"It is when we are in transition that we are most completely alive."

William Bridges, Early Pioneer in Transition Management

The transitions in my life started when I was just three weeks old. Born into a US Foreign Service family, I moved from place to place and changed schools often throughout my childhood. Some transitions were hilarious, some were painful. All were instructive. And they didn’t stop there.

My Journey of Transitions

After college in the Midwest and stints at the divinity and business schools at Harvard, I arrived in Washington, DC and spent the next 12 years working in federal government. I sensed another transition coming when it became clear to me that I was out of place in an Administration with which I did not entirely share a worldview.
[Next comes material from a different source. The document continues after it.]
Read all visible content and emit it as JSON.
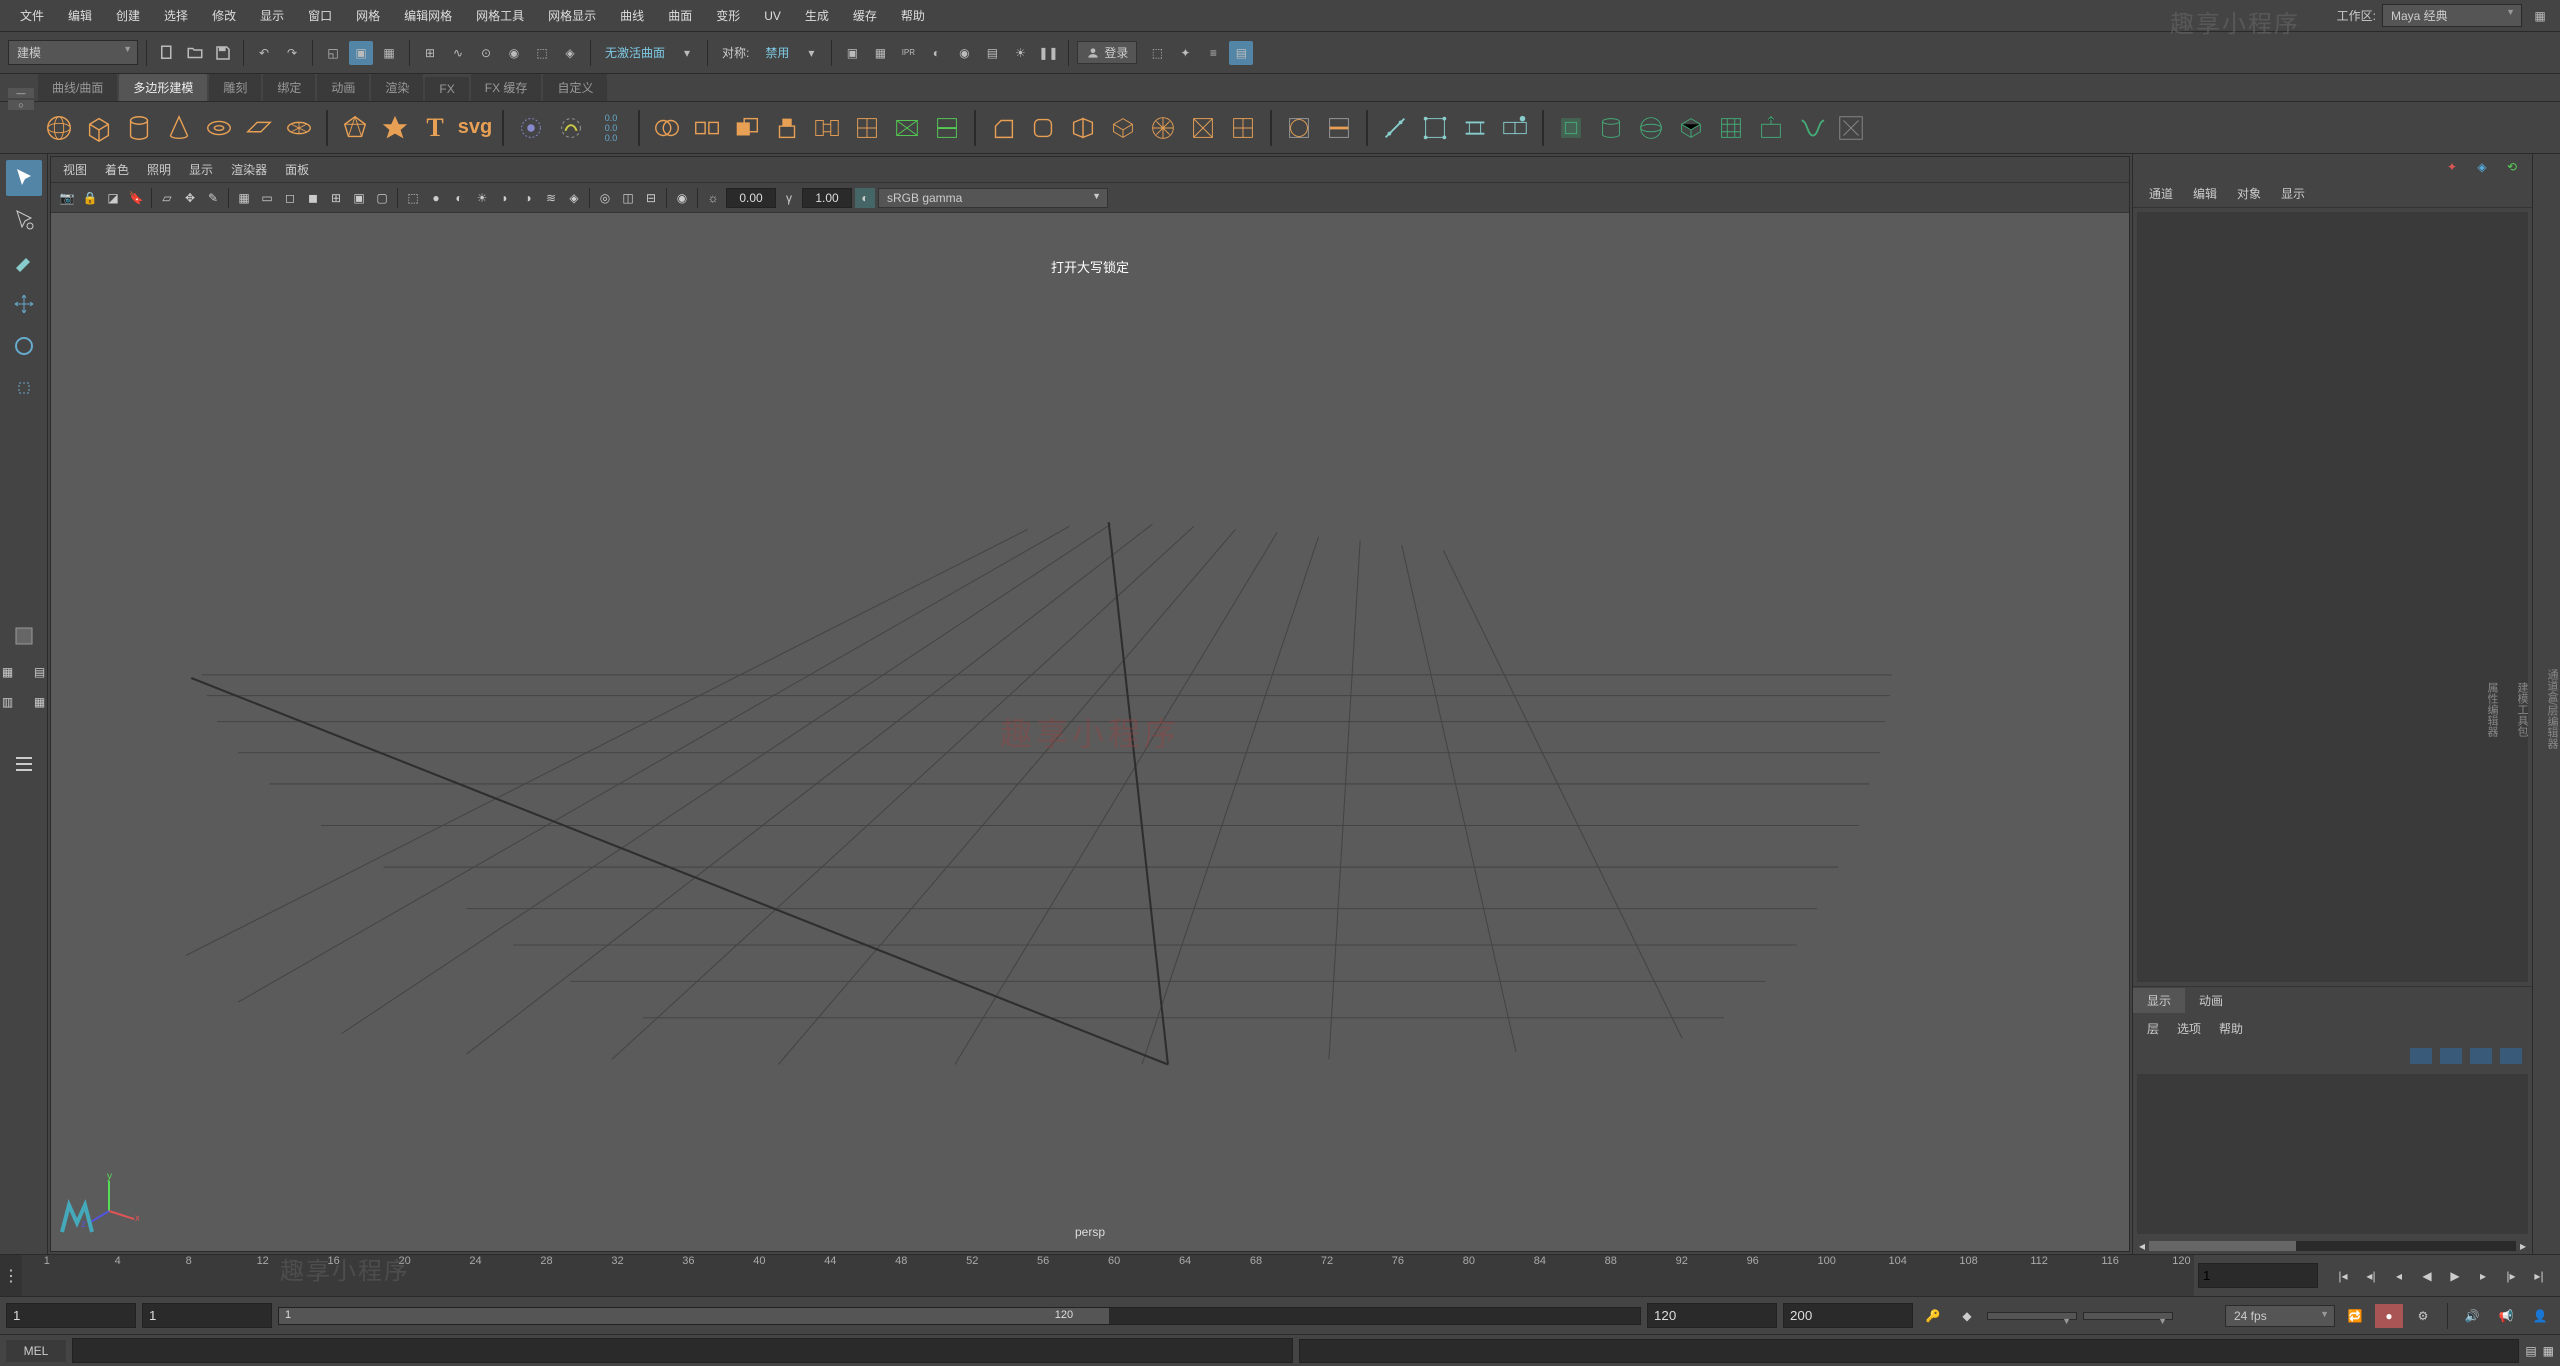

Ironically, I transitioned to a job in the White House as the Deputy Director of The President’s Commission on Executive Exchange. This job played a pivotal role in shaping my own career transition story. The Executive Exchange created one-year “exchange” assignments that allowed senior executives from both the public and private sectors to experience one-year assignments working in the other sector. I was responsible for finding one-year assignments in the private sector for senior federal executives. It turned out that I loved career counseling and helping the senior feds to identify work that was both useful to their future federal career and personally satisfying.

Peter Sherer, CEO and Founder, Experience Matters

Over the next 20 years, I served in various senior executive positions within the nonprofit sector, never losing my passion for understanding and facilitating the human experience of transition. I did meaningful work with The National AIDS Fund, the Washington National Cathedral, and The Make-A-Wish Foundation of America. But it was at Experience Corps, the mission of which was to create volunteer opportunities for Boomers in retirement, that I started thinking even more deeply, again, about what I wanted to do next….

“In a remarkably short time, Peter helped me distill what for me had been very complicated and confused thinking into a clear vision –- and then provided me both the pep talk and the pragmatic tools necessary to turn that vision into reality.  I left feeling empowered and excited about a future that I had not before thought possible.Peter has a unique ability to compassionately listen and think creatively with clients about exciting futures, while at the same time offering frank and pragmatic advice grounded in the realities of today’s market. My two days with Peter were among the most productive and empowering time I’ve ever spent on career development.”

— Senior Executive, Washington, DC

What I Really Wanted To Do

I started to rethink each of my professional transitions and how I was forced to rethink “what I really wanted to do.” The process was both very exciting and somewhat uncomfortable. I knew that I wanted to transition but was unsure of the details of the direction I wanted to take. Over time I learned that creating a new professional identity was well worth the hard work because ultimately it would be very satisfying to combine my skills and experience with my new interest.

After completing a number of assessments that I had created to help me discover my next step I decided to become a professional career coach. I started by interviewing the best executive career coaches in the world and asking for advice about my next steps. They all said three things; read extensively, go to an accredited coach training program and get a mentor coach yourself. I took their advice and after an intensive course, I became certified by the International Coach Federation.

Experience Matters

In 2006 I created “Experience Matters – providing clarity, confidence and concrete tools for executives in transition.”

During this amazing period of transition into the work I love I have learned three things:

  1. Transitions are challenging because they cause us to reevaluate who we are at a fundamental level. Transition is a challenge to either our personal or professional identity or both.
  2. Most people encounter a time in their career where they know that they want to change jobs but are so unsure of what they would love to do next that they remain stuck in unsatisfying work. They are paralyzed when someone asks, “I would like to be helpful so please tell me what are you looking for”?
  3. Even if they know what they might like to do many people are so unsure of a safe way to research their interest that they don’t venture out to pursue a new direction.

Through Experience Matters, I have helped over 550 people answer each of these challenges and move on to meaningful work that they love.